fig05: FFRs in iPS-derived cardiomyocytes clones C1 and C2 and in hESC-derived cardiomyocytes clone H9.2. (A–D) Representative experiments illustrating a decrease in contraction amplitude in response to increase stimulation frequency in 14- (A) and 60-day-old (B) iPS-derived cardiomyocytes clone C2, in 70-day-old (C) iPS-derived cardiomyocytes clone C1 and in 30-day-old (D) hESC-derived cardiomyocytes clone H9.2. To generate the FFRs, contracting EBs were paced by means of electric field stimulation at 0.5, 0.7, 0.9, 1 and 1.2 Hz. (E) Average percentage change in contraction amplitude in response to increase in stimulation frequency in iPS-derived cardiomyocytes clone C2 (n= 7), clone C1 (n= 6) and in hESC-derived cardiomyocytes clone H9.2 (n= 3). The results are expressed as percentage change from the values at 0.5 Hz. *P, 0.05.
Mentions: A fundamental property of the adult human myocardium is its ability to increase the contraction force in response to increased rate of stimulation. The phenomenon termed positive force–frequency relations (FFRs), which is related to SR Ca2+ release, is utilized by the heart to increase cardiac output under exercise or stress conditions. To generate FFRs, iPS-CM preparations were stimulated at increasing frequencies (0.5, 0.7, 0.9, 1 and 1.2 Hz), and contraction was measured at each frequency after steady state was attained. Although we used high voltages and long stimulus durations, we were unable to stimulate the EBs above at stimulation rates >1.2–1.5 Hz. As depicted by the representative experiments, both in the iPS-CM clones investigated and in the hESC-CM clone H9.2 investigated, increasing the rate of stimulation caused a decrease in contraction amplitude (Fig. 5A–D). Please note that the discontinuous traces in Fig. 5A–D result from digitalization of the original signal which was sampled at 100 points/sec. In summary, both iPS-CM clones and the hESC-CM clone H9.2 exhibited the same extent of negative FFRs, which was statistically significant (P, 0.05, two-way ANOVA) for all the clones investigated (Fig. 5E).
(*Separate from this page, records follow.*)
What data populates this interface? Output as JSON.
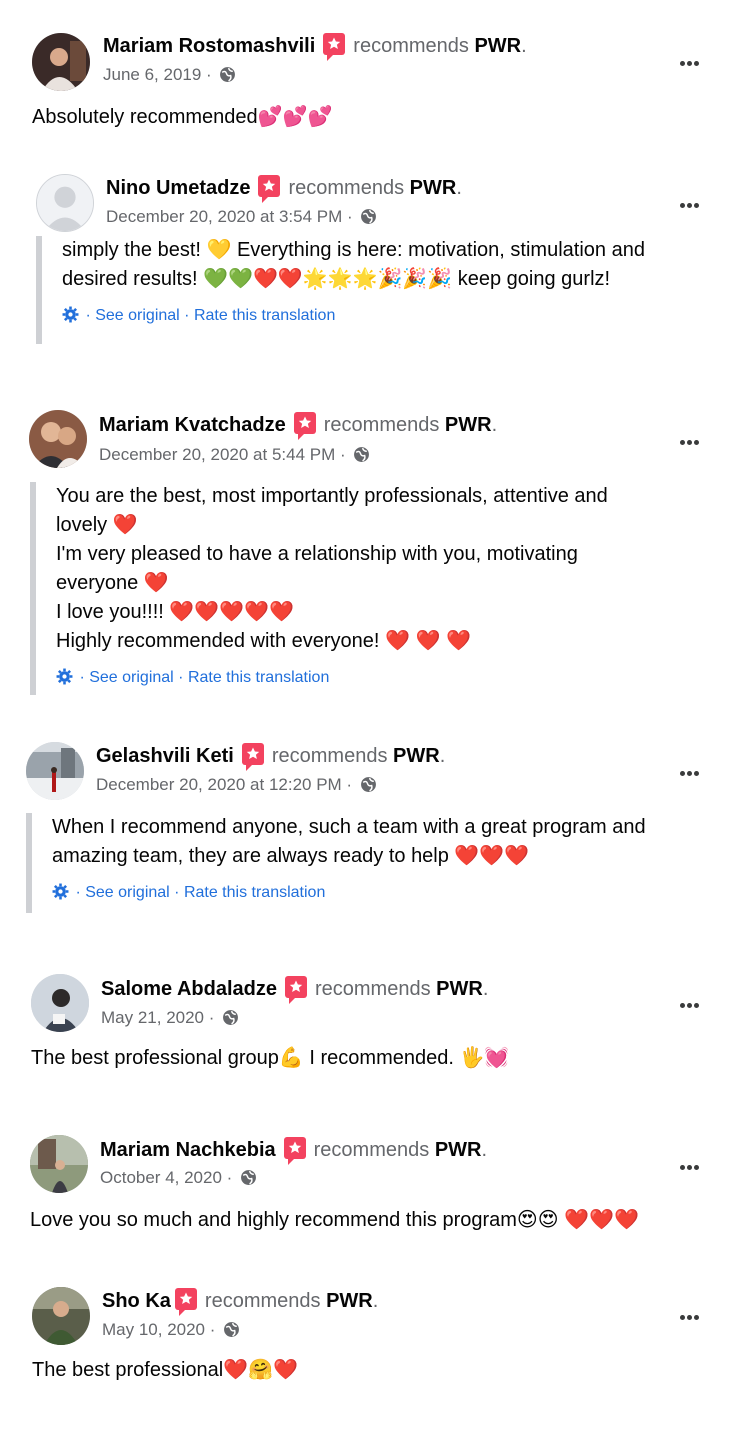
{
  "common": {
    "recommends": "recommends",
    "page": "PWR",
    "period": ".",
    "see_original": "See original",
    "rate_translation": "Rate this translation",
    "sep": " · "
  },
  "colors": {
    "recommend_badge": "#f3425f",
    "link": "#216fdb",
    "meta": "#65676b",
    "quote_bar": "#ced0d4"
  },
  "reviews": [
    {
      "name": "Mariam Rostomashvili",
      "date": "June 6, 2019",
      "text": "Absolutely recommended💕💕💕"
    },
    {
      "name": "Nino Umetadze",
      "date": "December 20, 2020 at 3:54 PM",
      "lines": [
        "simply the best! 💛 Everything is here: motivation, stimulation and",
        "desired results! 💚💚❤️❤️🌟🌟🌟🎉🎉🎉 keep going gurlz!"
      ]
    },
    {
      "name": "Mariam Kvatchadze",
      "date": "December 20, 2020 at 5:44 PM",
      "lines": [
        "You are the best, most importantly professionals, attentive and",
        "lovely ❤️",
        "I'm very pleased to have a relationship with you, motivating",
        "everyone ❤️",
        "I love you!!!! ❤️❤️❤️❤️❤️",
        "Highly recommended with everyone! ❤️ ❤️ ❤️"
      ]
    },
    {
      "name": "Gelashvili Keti",
      "date": "December 20, 2020 at 12:20 PM",
      "lines": [
        "When I recommend anyone, such a team with a great program and",
        "amazing team, they are always ready to help ❤️❤️❤️"
      ]
    },
    {
      "name": "Salome Abdaladze",
      "date": "May 21, 2020",
      "text": "The best professional group💪 I recommended. 🖐💓"
    },
    {
      "name": "Mariam Nachkebia",
      "date": "October 4, 2020",
      "text": "Love you so much and highly recommend this program😍😍 ❤️❤️❤️"
    },
    {
      "name": "Sho Ka",
      "date": "May 10, 2020",
      "text": "The best professional❤️🤗❤️"
    }
  ]
}
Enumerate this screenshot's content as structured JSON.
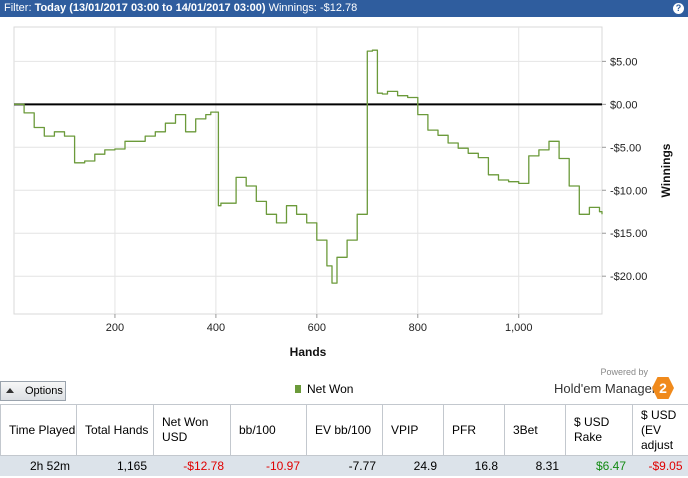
{
  "header": {
    "filter_label": "Filter:",
    "filter_text": "Today (13/01/2017 03:00 to 14/01/2017 03:00)",
    "winnings_label": "Winnings:",
    "winnings_value": "-$12.78",
    "help_label": "?"
  },
  "colors": {
    "title_bar": "#2f5d9e",
    "series_line": "#6b9a3a",
    "zero_line": "#000000",
    "negative": "#e00000",
    "positive": "#138a13",
    "brand_logo": "#f08a1c"
  },
  "chart_data": {
    "type": "line",
    "title": "",
    "xlabel": "Hands",
    "ylabel": "Winnings",
    "xlim": [
      0,
      1165
    ],
    "ylim": [
      -24.4,
      9
    ],
    "x_ticks": [
      {
        "value": 200,
        "label": "200"
      },
      {
        "value": 400,
        "label": "400"
      },
      {
        "value": 600,
        "label": "600"
      },
      {
        "value": 800,
        "label": "800"
      },
      {
        "value": 1000,
        "label": "1,000"
      }
    ],
    "y_ticks": [
      {
        "value": 5,
        "label": "$5.00"
      },
      {
        "value": 0,
        "label": "$0.00"
      },
      {
        "value": -5,
        "label": "-$5.00"
      },
      {
        "value": -10,
        "label": "-$10.00"
      },
      {
        "value": -15,
        "label": "-$15.00"
      },
      {
        "value": -20,
        "label": "-$20.00"
      }
    ],
    "grid": true,
    "y_axis_side": "right",
    "zero_line": true,
    "legend_position": "bottom",
    "series": [
      {
        "name": "Net Won",
        "x": [
          0,
          20,
          40,
          60,
          80,
          100,
          120,
          140,
          160,
          180,
          200,
          220,
          240,
          260,
          280,
          300,
          320,
          340,
          360,
          380,
          390,
          400,
          405,
          410,
          420,
          440,
          460,
          480,
          500,
          520,
          540,
          560,
          580,
          600,
          620,
          630,
          640,
          660,
          680,
          690,
          700,
          710,
          720,
          730,
          740,
          760,
          780,
          800,
          820,
          840,
          860,
          880,
          900,
          920,
          940,
          960,
          980,
          1000,
          1020,
          1040,
          1060,
          1080,
          1100,
          1120,
          1140,
          1160,
          1165
        ],
        "y": [
          0,
          -1,
          -2.7,
          -3.7,
          -3.2,
          -3.7,
          -6.8,
          -6.6,
          -5.8,
          -5.3,
          -5.2,
          -4.3,
          -4.3,
          -3.7,
          -3.2,
          -2.2,
          -1.2,
          -3.2,
          -1.7,
          -1.2,
          -0.9,
          -0.9,
          -11.8,
          -11.5,
          -11.5,
          -8.5,
          -9.5,
          -11.3,
          -12.8,
          -13.8,
          -11.8,
          -12.8,
          -13.8,
          -15.8,
          -18.8,
          -20.8,
          -17.8,
          -15.8,
          -12.8,
          -12.8,
          6.2,
          6.3,
          1.3,
          1.2,
          1.5,
          1.0,
          0.8,
          -1.2,
          -3.0,
          -3.6,
          -4.5,
          -5.1,
          -5.7,
          -6.2,
          -8.2,
          -8.8,
          -9.0,
          -9.2,
          -6.0,
          -5.3,
          -4.3,
          -6.3,
          -9.5,
          -12.8,
          -12.0,
          -12.5,
          -12.78
        ]
      }
    ]
  },
  "footer": {
    "options_label": "Options",
    "legend_label": "Net Won",
    "powered_by": "Powered by",
    "brand_name": "Hold'em Manager",
    "brand_logo_text": "2"
  },
  "stats": {
    "columns": [
      {
        "header": "Time Played",
        "value": "2h 52m",
        "tone": "neutral"
      },
      {
        "header": "Total Hands",
        "value": "1,165",
        "tone": "neutral"
      },
      {
        "header": "Net Won USD",
        "value": "-$12.78",
        "tone": "negative"
      },
      {
        "header": "bb/100",
        "value": "-10.97",
        "tone": "negative"
      },
      {
        "header": "EV bb/100",
        "value": "-7.77",
        "tone": "neutral"
      },
      {
        "header": "VPIP",
        "value": "24.9",
        "tone": "neutral"
      },
      {
        "header": "PFR",
        "value": "16.8",
        "tone": "neutral"
      },
      {
        "header": "3Bet",
        "value": "8.31",
        "tone": "neutral"
      },
      {
        "header": "$ USD Rake",
        "value": "$6.47",
        "tone": "positive"
      },
      {
        "header": "$ USD (EV adjust",
        "value": "-$9.05",
        "tone": "negative"
      }
    ]
  }
}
Bottom Line: The two iPS clones investigated here were generated through infection of human foreskin fibroblasts (HFF) with retroviruses containing the four human genes: OCT4, Sox2, Klf4 and C-Myc.Our major findings showed that iPS-derived cardiomyocytes: (i) express cardiac specific RNA and proteins; (ii) exhibit negative force-frequency relations and mild (compared to adult) post-rest potentiation; (iii) respond to ryanodine and caffeine, albeit less than adult cardiomyocytes, and express the SR-Ca(2+) handling proteins ryanodine receptor and calsequestrin.Hence, this study demonstrates that in our cardiomyocytes clones differentiated from HFF-derived iPS, the functional properties related to excitation-contraction coupling, resemble in part those of adult cardiomyocytes.

View Article: PubMed Central - PubMed

Affiliation: The Sohnis Family Stem Cells Center, Technion - Israel Institute of Technology, Haifa, Israel.

Show MeSH
Related in: MedlinePlus